[Excerpts from an interface dataset]

§

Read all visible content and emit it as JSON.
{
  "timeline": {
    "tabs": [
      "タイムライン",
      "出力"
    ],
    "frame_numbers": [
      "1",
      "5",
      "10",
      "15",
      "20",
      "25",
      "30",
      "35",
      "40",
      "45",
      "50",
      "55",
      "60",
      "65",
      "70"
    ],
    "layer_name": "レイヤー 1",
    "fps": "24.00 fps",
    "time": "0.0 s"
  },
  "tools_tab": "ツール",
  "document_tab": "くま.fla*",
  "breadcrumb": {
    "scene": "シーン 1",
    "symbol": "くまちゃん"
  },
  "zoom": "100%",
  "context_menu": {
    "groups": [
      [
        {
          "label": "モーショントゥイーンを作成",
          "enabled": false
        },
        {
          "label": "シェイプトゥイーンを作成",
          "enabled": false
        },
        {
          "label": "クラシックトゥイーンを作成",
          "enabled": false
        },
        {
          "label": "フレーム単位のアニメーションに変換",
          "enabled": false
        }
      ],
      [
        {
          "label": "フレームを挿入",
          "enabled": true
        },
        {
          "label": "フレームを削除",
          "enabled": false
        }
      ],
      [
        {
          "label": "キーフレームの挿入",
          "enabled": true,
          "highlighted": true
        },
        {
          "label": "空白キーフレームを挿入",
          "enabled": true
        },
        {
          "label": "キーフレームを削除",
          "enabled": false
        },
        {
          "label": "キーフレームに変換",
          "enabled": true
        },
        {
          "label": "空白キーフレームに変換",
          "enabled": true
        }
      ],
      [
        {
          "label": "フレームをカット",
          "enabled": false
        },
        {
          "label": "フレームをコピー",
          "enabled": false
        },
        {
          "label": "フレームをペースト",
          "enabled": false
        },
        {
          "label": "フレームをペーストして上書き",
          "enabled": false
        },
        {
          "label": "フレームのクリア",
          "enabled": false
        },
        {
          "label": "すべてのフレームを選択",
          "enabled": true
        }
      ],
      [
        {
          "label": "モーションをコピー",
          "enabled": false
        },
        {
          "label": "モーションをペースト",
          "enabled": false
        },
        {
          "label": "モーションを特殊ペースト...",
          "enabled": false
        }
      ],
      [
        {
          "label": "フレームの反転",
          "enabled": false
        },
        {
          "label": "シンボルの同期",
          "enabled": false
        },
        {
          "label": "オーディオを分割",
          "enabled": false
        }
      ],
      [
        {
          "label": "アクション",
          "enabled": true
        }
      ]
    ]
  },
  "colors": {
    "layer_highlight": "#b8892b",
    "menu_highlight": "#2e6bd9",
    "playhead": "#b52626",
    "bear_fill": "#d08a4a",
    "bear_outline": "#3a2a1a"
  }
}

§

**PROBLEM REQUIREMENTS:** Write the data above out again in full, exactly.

**RESULT OF THIS TASK:**
Read all visible content and emit it as JSON.
{
  "timeline": {
    "tabs": [
      "タイムライン",
      "出力"
    ],
    "frame_numbers": [
      "1",
      "5",
      "10",
      "15",
      "20",
      "25",
      "30",
      "35",
      "40",
      "45",
      "50",
      "55",
      "60",
      "65",
      "70"
    ],
    "layer_name": "レイヤー 1",
    "fps": "24.00 fps",
    "time": "0.0 s"
  },
  "tools_tab": "ツール",
  "document_tab": "くま.fla*",
  "breadcrumb": {
    "scene": "シーン 1",
    "symbol": "くまちゃん"
  },
  "zoom": "100%",
  "context_menu": {
    "groups": [
      [
        {
          "label": "モーショントゥイーンを作成",
          "enabled": false
        },
        {
          "label": "シェイプトゥイーンを作成",
          "enabled": false
        },
        {
          "label": "クラシックトゥイーンを作成",
          "enabled": false
        },
        {
          "label": "フレーム単位のアニメーションに変換",
          "enabled": false
        }
      ],
      [
        {
          "label": "フレームを挿入",
          "enabled": true
        },
        {
          "label": "フレームを削除",
          "enabled": false
        }
      ],
      [
        {
          "label": "キーフレームの挿入",
          "enabled": true,
          "highlighted": true
        },
        {
          "label": "空白キーフレームを挿入",
          "enabled": true
        },
        {
          "label": "キーフレームを削除",
          "enabled": false
        },
        {
          "label": "キーフレームに変換",
          "enabled": true
        },
        {
          "label": "空白キーフレームに変換",
          "enabled": true
        }
      ],
      [
        {
          "label": "フレームをカット",
          "enabled": false
        },
        {
          "label": "フレームをコピー",
          "enabled": false
        },
        {
          "label": "フレームをペースト",
          "enabled": false
        },
        {
          "label": "フレームをペーストして上書き",
          "enabled": false
        },
        {
          "label": "フレームのクリア",
          "enabled": false
        },
        {
          "label": "すべてのフレームを選択",
          "enabled": true
        }
      ],
      [
        {
          "label": "モーションをコピー",
          "enabled": false
        },
        {
          "label": "モーションをペースト",
          "enabled": false
        },
        {
          "label": "モーションを特殊ペースト...",
          "enabled": false
        }
      ],
      [
        {
          "label": "フレームの反転",
          "enabled": false
        },
        {
          "label": "シンボルの同期",
          "enabled": false
        },
        {
          "label": "オーディオを分割",
          "enabled": false
        }
      ],
      [
        {
          "label": "アクション",
          "enabled": true
        }
      ]
    ]
  },
  "colors": {
    "layer_highlight": "#b8892b",
    "menu_highlight": "#2e6bd9",
    "playhead": "#b52626",
    "bear_fill": "#d08a4a",
    "bear_outline": "#3a2a1a"
  }
}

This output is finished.